docker container size much greater than actual size

I am trying to build an image from debian:latest. After the build, the reported virtual size of the image from docker images command is 1.917 GB. I logged in to check the size (du -sh /)and it’s 573 MB. I am pretty sure that this huge size is not possible normally. What is going on here? How to get the correct size of the image? More importantly when I push this repository the size is 1.9 GB and not 573 MB.

enter image description here

  • MongoDB best practice setup
  • How can I see output from docker-compose services when running interactive command?
  • Kubeadm + flannel , service not accessable
  • Why Docker containers can't communicate with each other?
  • Windows Image on Docker
  • Issue with docker Inter container communication on the isolated bridge
  • Output of du -sh /*

    8.9M    /bin
    4.0K    /boot
    0   /dev
    1.1M    /etc
    4.0K    /home
    30M /lib
    4.0K    /lib64
    4.0K    /media
    4.0K    /mnt
    4.0K    /opt
    du: cannot access '/proc/11/task/11/fd/4': No such file or directory
    du: cannot access '/proc/11/task/11/fdinfo/4': No such file or directory
    du: cannot access '/proc/11/fd/4': No such file or directory
    du: cannot access '/proc/11/fdinfo/4': No such file or directory
    0   /proc
    427M    /root
    8.0K    /run
    3.9M    /sbin
    4.0K    /srv
    0   /sys
    8.0K    /tmp
    88M /usr
    15M /var
    

  • docker not working after update
  • Cannot run nodejs app and mongo within a docker container
  • Ansible, running role multiple times with different parameter sets
  • Docker volumes on CentOS 7
  • Kubernetes replication controller in CrashLoopBackOff state
  • Howto detect in Docker the container kernel version
  • 2 Solutions collect form web for “docker container size much greater than actual size”
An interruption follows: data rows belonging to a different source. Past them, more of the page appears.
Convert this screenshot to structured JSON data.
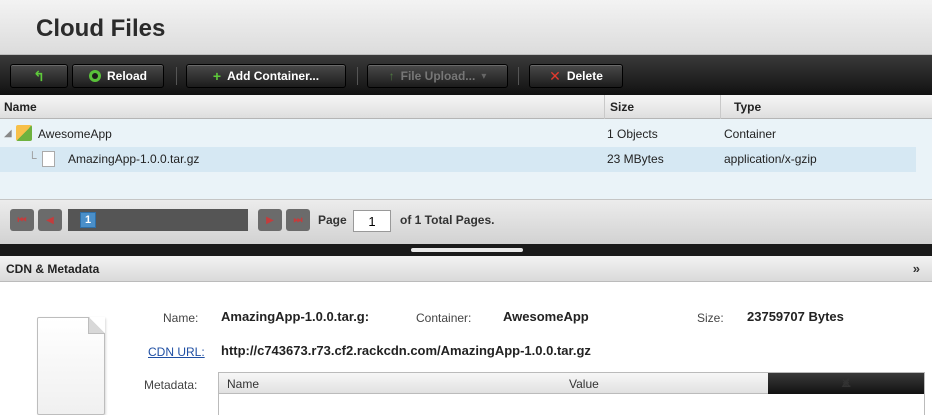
{
  "app": {
    "title": "Cloud Files"
  },
  "toolbar": {
    "reload": "Reload",
    "add_container": "Add Container...",
    "file_upload": "File Upload...",
    "delete": "Delete"
  },
  "grid": {
    "headers": {
      "name": "Name",
      "size": "Size",
      "type": "Type"
    },
    "rows": [
      {
        "name": "AwesomeApp",
        "size": "1 Objects",
        "type": "Container",
        "icon": "folder-cube-icon"
      },
      {
        "name": "AmazingApp-1.0.0.tar.gz",
        "size": "23 MBytes",
        "type": "application/x-gzip",
        "icon": "file-icon"
      }
    ]
  },
  "pager": {
    "current_thumb": "1",
    "page_label": "Page",
    "page_value": "1",
    "total_text": "of 1 Total Pages."
  },
  "panel": {
    "title": "CDN & Metadata",
    "chevron": "»"
  },
  "detail": {
    "name_label": "Name:",
    "name_value": "AmazingApp-1.0.0.tar.g:",
    "container_label": "Container:",
    "container_value": "AwesomeApp",
    "size_label": "Size:",
    "size_value": "23759707 Bytes",
    "cdn_label": "CDN URL:",
    "cdn_value": "http://c743673.r73.cf2.rackcdn.com/AmazingApp-1.0.0.tar.gz",
    "metadata_label": "Metadata:",
    "meta_headers": {
      "name": "Name",
      "value": "Value"
    }
  },
  "colors": {
    "accent_green": "#5ecb3a",
    "delete_red": "#e23a2e",
    "selection": "#d6e8f3",
    "link": "#1f4fa3"
  }
}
    The 1.9GB size is not the image, it’s the image and its history. Use docker history textbox to check what takes so much space.

    See also Why are Docker container images so large?
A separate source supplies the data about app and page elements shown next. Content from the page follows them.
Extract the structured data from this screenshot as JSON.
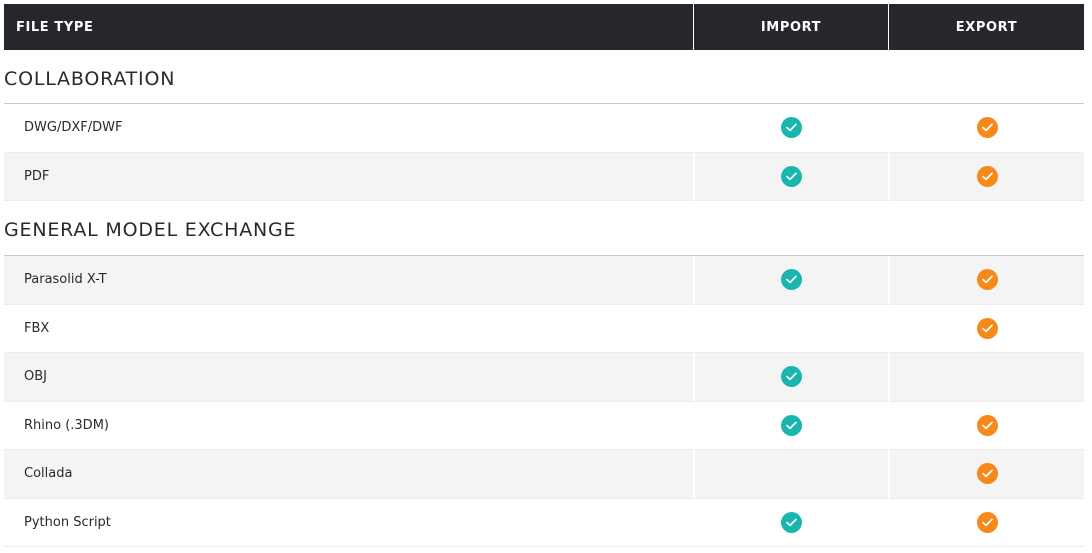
{
  "header": {
    "file_type": "FILE TYPE",
    "import": "IMPORT",
    "export": "EXPORT"
  },
  "colors": {
    "import_check": "#19b6b0",
    "export_check": "#f7891b",
    "header_bg": "#26272b"
  },
  "sections": [
    {
      "title": "COLLABORATION",
      "rows": [
        {
          "name": "DWG/DXF/DWF",
          "import": true,
          "export": true
        },
        {
          "name": "PDF",
          "import": true,
          "export": true
        }
      ]
    },
    {
      "title": "GENERAL MODEL EXCHANGE",
      "rows": [
        {
          "name": "Parasolid X-T",
          "import": true,
          "export": true
        },
        {
          "name": "FBX",
          "import": false,
          "export": true
        },
        {
          "name": "OBJ",
          "import": true,
          "export": false
        },
        {
          "name": "Rhino (.3DM)",
          "import": true,
          "export": true
        },
        {
          "name": "Collada",
          "import": false,
          "export": true
        },
        {
          "name": "Python Script",
          "import": true,
          "export": true
        }
      ]
    }
  ]
}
    To reduce the size, you can change the way you build the image (it will depends on what you do, see answers from the link above), use docker export (see How to flatten a Docker image?) or use other extensions.

    Do you build that image via a Dockerfile? When you do that take care about your RUN statements. When you execute multiple RUN statements for each of those a new image layer is created which remains in the images history and counts on the images total size.

    So for instance if one RUN statement downloads a huge archive file, a next one unpacks that archive, and a following one cleans up that archive the archive and its extracted files remain in the images history:

    RUN curl <options> http://example.com/my/big/archive.tar.gz
    RUN tar xvzf <options>
    RUN <do whatever you need to do with the unpacked files>
    RUN rm archive.tar.gz
    

    There are more efficient ways in terms of image size to combine multiple steps in one RUN statement using the && operator. Like:

    RUN curl <options> http://example.com/my/big/archive.tar.gz \
        && tar xvzf <options> \
        && <do whatever you need to do with the unpacked files> \
        && rm archive.tar.gz
    

    In that way you can clean up files and folders that you need for the build process but not in the resulting image and keep them out of the images history as well. That is a quite common pattern to keep image sizes small.

    But of course you will not have a fine-grained image history which you could make reuse of, then.

    Update:

    As well as RUN statements ADD statements also create new image layers. Whatever you add to an image that way it stays in history and counts on the total image size. You cannot temporarily ADD things and then remove them so that they do not count on the total size.

    Try to ADD as less as possible to the image. Especially when you work with large files. Are there other ways to temporary get those files within a RUN statement so that you can do a cleanup during the same RUN execution? E.g. RUN git clone <your repo> && <do stuff> && rm -rf <clone dir>?

    A good practice would be to only ADD those things that are meant to stay on the image. Temporary things should be added and cleaned up with a single RUN statement instead where possible.

    Docker will be the best open platform for developers and sysadmins to build, ship, and run distributed applications.